Data extracts: Begin

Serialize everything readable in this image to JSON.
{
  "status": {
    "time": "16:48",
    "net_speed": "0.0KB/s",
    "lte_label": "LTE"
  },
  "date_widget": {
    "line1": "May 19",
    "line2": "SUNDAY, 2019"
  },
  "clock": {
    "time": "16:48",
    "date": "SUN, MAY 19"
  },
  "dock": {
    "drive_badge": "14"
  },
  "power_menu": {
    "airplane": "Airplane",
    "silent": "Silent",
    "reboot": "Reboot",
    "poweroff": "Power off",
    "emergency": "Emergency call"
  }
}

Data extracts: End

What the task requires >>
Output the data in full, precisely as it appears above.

Response to this exercise >>
Serialize everything readable in this image to JSON.
{
  "status": {
    "time": "16:48",
    "net_speed": "0.0KB/s",
    "lte_label": "LTE"
  },
  "date_widget": {
    "line1": "May 19",
    "line2": "SUNDAY, 2019"
  },
  "clock": {
    "time": "16:48",
    "date": "SUN, MAY 19"
  },
  "dock": {
    "drive_badge": "14"
  },
  "power_menu": {
    "airplane": "Airplane",
    "silent": "Silent",
    "reboot": "Reboot",
    "poweroff": "Power off",
    "emergency": "Emergency call"
  }
}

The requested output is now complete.